App and web page records:
%%

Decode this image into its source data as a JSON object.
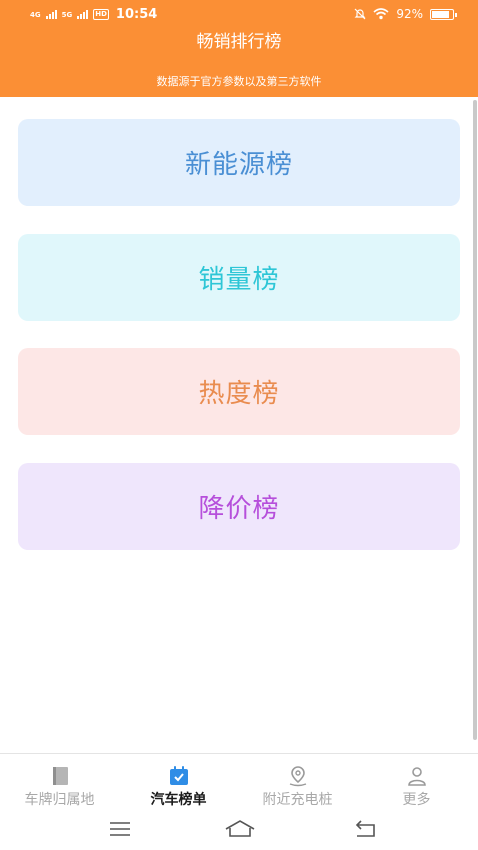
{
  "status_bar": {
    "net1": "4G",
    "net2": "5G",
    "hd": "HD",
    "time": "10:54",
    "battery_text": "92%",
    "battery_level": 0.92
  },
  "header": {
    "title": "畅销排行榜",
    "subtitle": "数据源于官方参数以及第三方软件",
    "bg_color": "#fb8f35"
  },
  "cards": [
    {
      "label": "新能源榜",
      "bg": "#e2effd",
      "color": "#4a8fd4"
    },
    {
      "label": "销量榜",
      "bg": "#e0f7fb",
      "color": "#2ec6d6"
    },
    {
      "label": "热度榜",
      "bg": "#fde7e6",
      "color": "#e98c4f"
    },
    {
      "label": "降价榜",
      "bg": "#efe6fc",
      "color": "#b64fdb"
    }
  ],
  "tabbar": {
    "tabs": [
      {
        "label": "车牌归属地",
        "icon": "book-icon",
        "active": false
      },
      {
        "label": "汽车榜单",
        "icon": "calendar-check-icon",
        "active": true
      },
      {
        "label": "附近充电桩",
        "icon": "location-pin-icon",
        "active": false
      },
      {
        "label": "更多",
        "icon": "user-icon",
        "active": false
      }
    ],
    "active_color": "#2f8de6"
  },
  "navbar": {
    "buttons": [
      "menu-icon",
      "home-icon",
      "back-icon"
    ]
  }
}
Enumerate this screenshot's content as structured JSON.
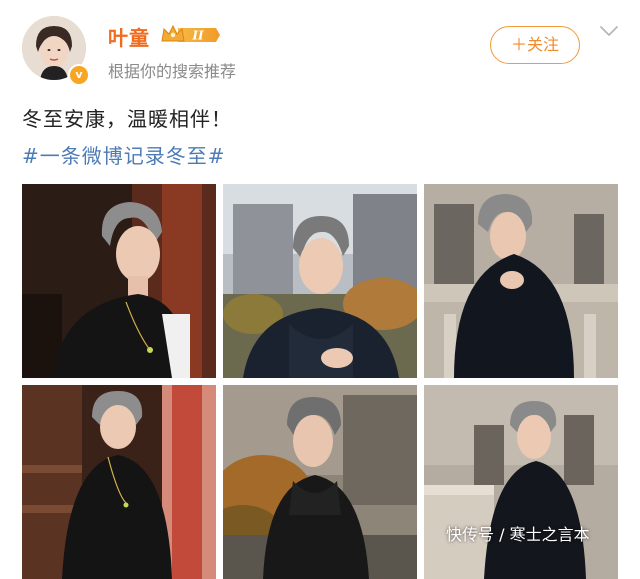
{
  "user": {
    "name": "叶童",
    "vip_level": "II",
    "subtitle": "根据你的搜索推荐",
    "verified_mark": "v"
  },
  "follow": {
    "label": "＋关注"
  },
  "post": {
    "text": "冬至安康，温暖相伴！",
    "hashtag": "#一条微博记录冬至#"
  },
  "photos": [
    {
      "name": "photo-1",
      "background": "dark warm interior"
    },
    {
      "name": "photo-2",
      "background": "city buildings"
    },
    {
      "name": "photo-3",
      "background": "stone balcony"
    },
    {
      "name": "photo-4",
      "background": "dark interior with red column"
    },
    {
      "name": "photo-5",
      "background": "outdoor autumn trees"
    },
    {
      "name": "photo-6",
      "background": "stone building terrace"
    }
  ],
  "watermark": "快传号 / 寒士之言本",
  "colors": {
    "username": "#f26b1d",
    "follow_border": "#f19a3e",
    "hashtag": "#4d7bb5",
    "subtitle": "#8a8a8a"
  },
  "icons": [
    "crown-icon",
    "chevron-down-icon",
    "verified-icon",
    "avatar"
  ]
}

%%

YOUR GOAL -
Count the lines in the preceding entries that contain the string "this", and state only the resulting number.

YOUR RESPONSE -
2